But Mr Carswell insisted that the “conveyor belt” that is fuelling socioeconomic problems in Clacton remained, and it was reflected in knife crime statistics, begging and drug dealing.
He claimed it was “vested interests” which were allowing it to happen with “various publicly funded organisations” in Clacton receiving large amounts of public money, enjoying a profitable business but currently having no responsibility to the people brought into Clacton.
“I want the council to take the initiative and switch off the benefit migration conveyor belt and remove some of the organisations which are drawing in people on welfare dependency. If they don’t do that then I think we will see a large local campaign against the council on the issue.”
“What I am objecting to specifically is housing people who come out of prison and people who have drug and alcohol issues in bedsits.
“This is public subsidy being used to move people to Clacton.
“If you have people with drug, alcohol and benefit dependency issues coming out of prison, they have got to live somewhere.
“If they are all concentrated within a square half mile in a seaside town it is not good for them and it is not good for Clacton.
“I think that the council has a lead role to play.
“If the council wanted to make life very difficult for organisations that receive public money to pay for cheap substandard accommodation, they could do it.
“I have raised my concerns with senior officers numerous time and I feel I have been given the brush off and I’m not going to pull punches now.
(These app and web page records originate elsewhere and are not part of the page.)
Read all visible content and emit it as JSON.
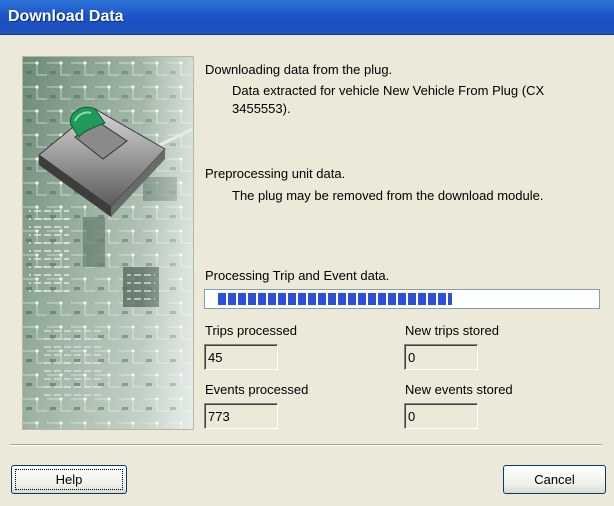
{
  "window": {
    "title": "Download Data"
  },
  "image": {
    "description_icon": "circuit-board-plug-image"
  },
  "status": {
    "downloading": "Downloading data from the plug.",
    "extracted_line1": "Data extracted for vehicle New Vehicle From Plug (CX",
    "extracted_line2": "3455553).",
    "preprocessing": "Preprocessing unit data.",
    "removable": "The plug may be removed from the download module.",
    "processing": "Processing Trip and Event data."
  },
  "progress": {
    "fraction": 0.62,
    "color": "#2a4fd8"
  },
  "fields": {
    "trips_processed_label": "Trips processed",
    "trips_processed_value": "45",
    "new_trips_label": "New trips stored",
    "new_trips_value": "0",
    "events_processed_label": "Events processed",
    "events_processed_value": "773",
    "new_events_label": "New events stored",
    "new_events_value": "0"
  },
  "buttons": {
    "help": "Help",
    "cancel": "Cancel"
  },
  "colors": {
    "titlebar": "#1b55c8",
    "dialog": "#ece9d8",
    "board": "#7f9a86",
    "plug_tab": "#1f9a5a"
  }
}
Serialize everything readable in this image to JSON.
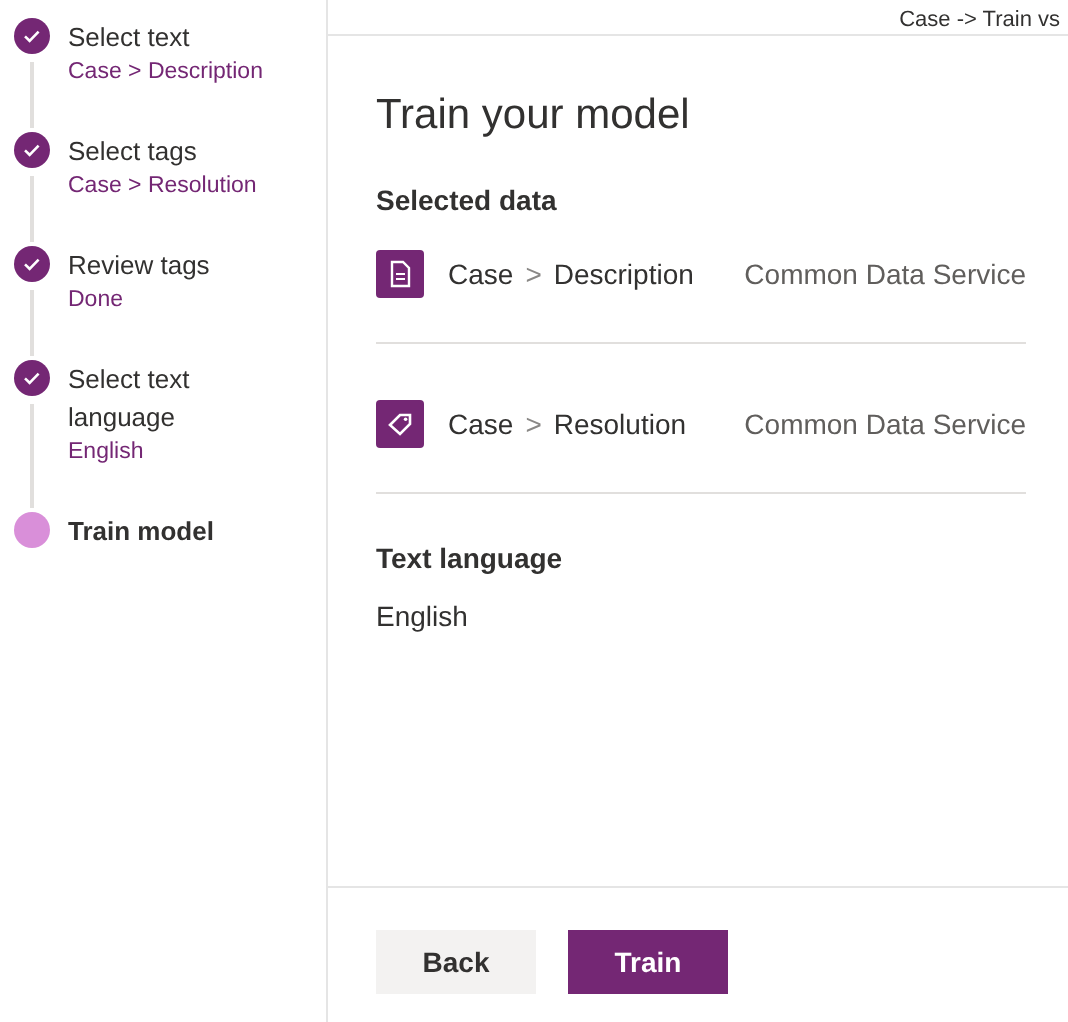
{
  "steps": [
    {
      "title": "Select text",
      "subtitle": "Case > Description",
      "done": true
    },
    {
      "title": "Select tags",
      "subtitle": "Case > Resolution",
      "done": true
    },
    {
      "title": "Review tags",
      "subtitle": "Done",
      "done": true
    },
    {
      "title": "Select text language",
      "subtitle": "English",
      "done": true
    },
    {
      "title": "Train model",
      "done": false
    }
  ],
  "header": {
    "breadcrumb": "Case -> Train vs"
  },
  "title": "Train your model",
  "selected_data": {
    "heading": "Selected data",
    "rows": [
      {
        "kind": "document",
        "entity": "Case",
        "separator": ">",
        "field": "Description",
        "source": "Common Data Service"
      },
      {
        "kind": "tag",
        "entity": "Case",
        "separator": ">",
        "field": "Resolution",
        "source": "Common Data Service"
      }
    ]
  },
  "text_language": {
    "heading": "Text language",
    "value": "English"
  },
  "buttons": [
    {
      "label": "Back",
      "kind": "secondary"
    },
    {
      "label": "Train",
      "kind": "primary"
    }
  ]
}
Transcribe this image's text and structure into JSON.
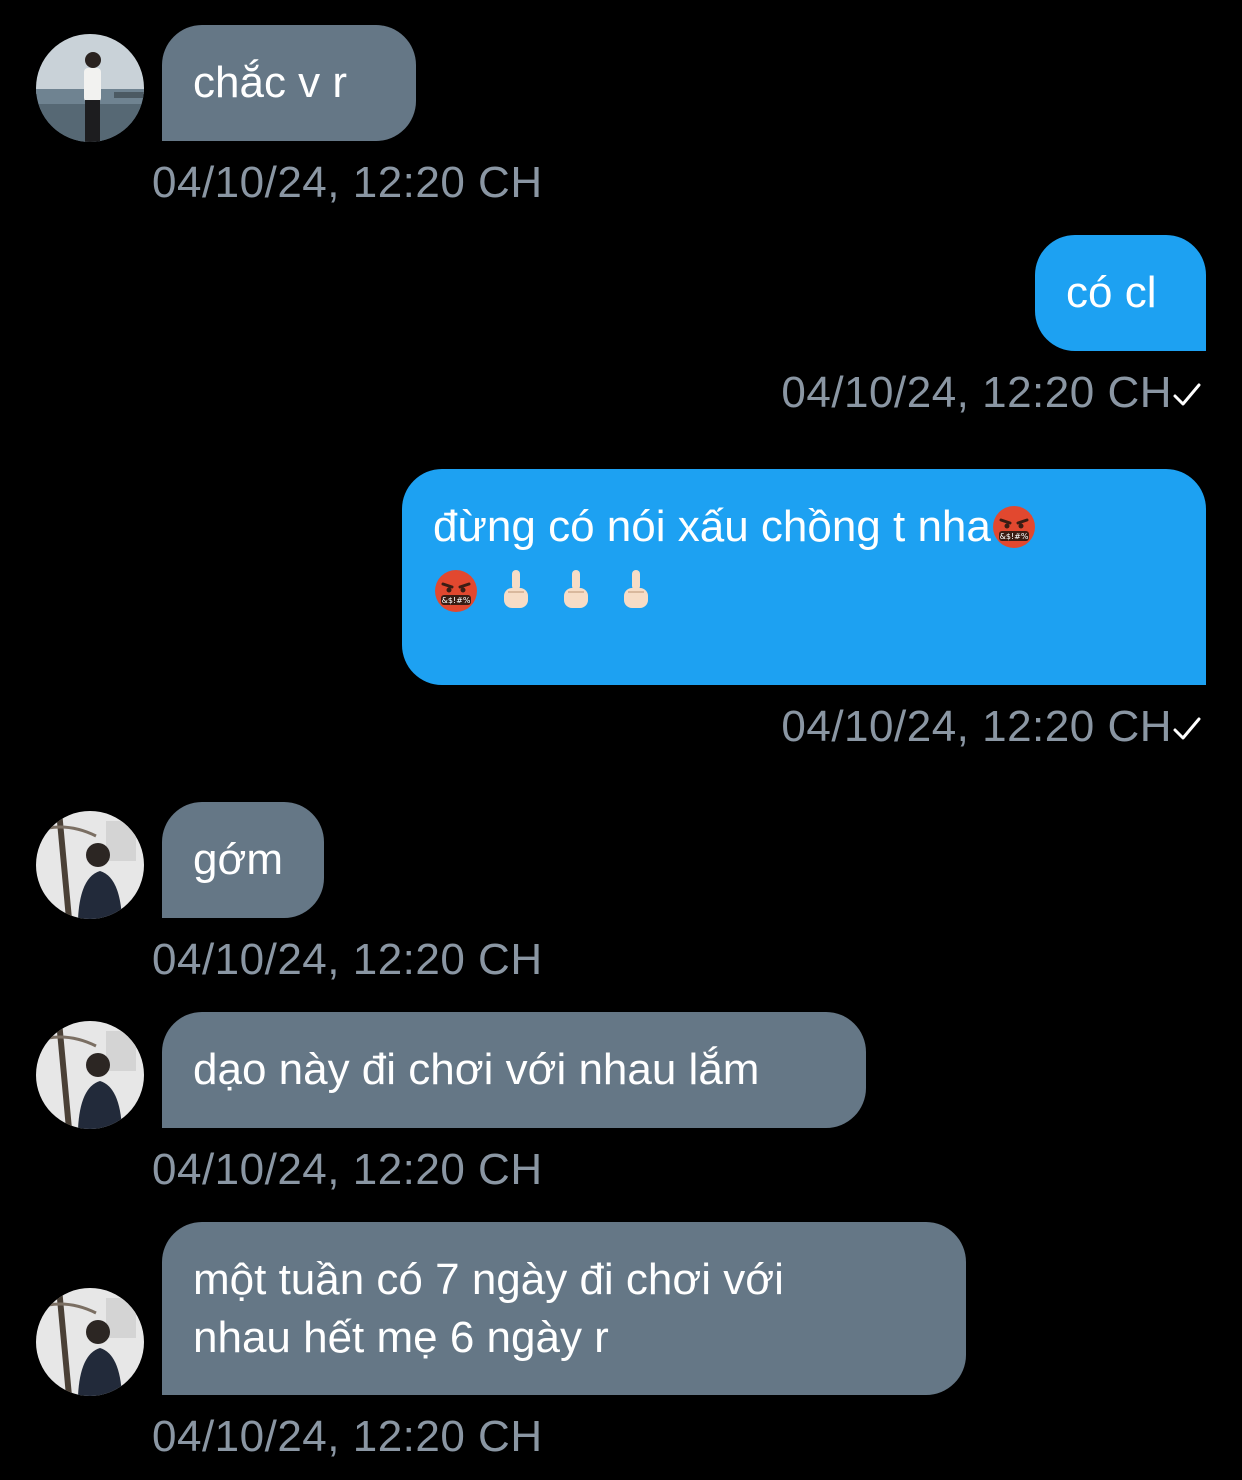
{
  "conversation": {
    "messages": [
      {
        "direction": "in",
        "lines": [
          "chắc v r"
        ],
        "time": "04/10/24, 12:20 CH",
        "avatar": "avatar-sea"
      },
      {
        "direction": "out",
        "lines": [
          "có cl"
        ],
        "time": "04/10/24, 12:20 CH",
        "status": "sent"
      },
      {
        "direction": "out",
        "lines": [
          "đừng có nói xấu chồng t nha"
        ],
        "emoji_inline": "face-with-symbols-icon",
        "emoji_row": [
          "face-with-symbols-icon",
          "middle-finger-icon",
          "middle-finger-icon",
          "middle-finger-icon"
        ],
        "time": "04/10/24, 12:20 CH",
        "status": "sent"
      },
      {
        "direction": "in",
        "lines": [
          "gớm"
        ],
        "time": "04/10/24, 12:20 CH",
        "avatar": "avatar-tree"
      },
      {
        "direction": "in",
        "lines": [
          "dạo này đi chơi với nhau lắm"
        ],
        "time": "04/10/24, 12:20 CH",
        "avatar": "avatar-tree"
      },
      {
        "direction": "in",
        "lines": [
          "một tuần có 7 ngày đi chơi với",
          "nhau hết mẹ 6 ngày r"
        ],
        "time": "04/10/24, 12:20 CH",
        "avatar": "avatar-tree"
      }
    ]
  },
  "colors": {
    "background": "#000000",
    "incoming_bubble": "#657786",
    "outgoing_bubble": "#1da1f2",
    "timestamp": "#8a96a3",
    "text": "#ffffff"
  }
}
“Either sort this out or we will put the spotlight on those failing to act.”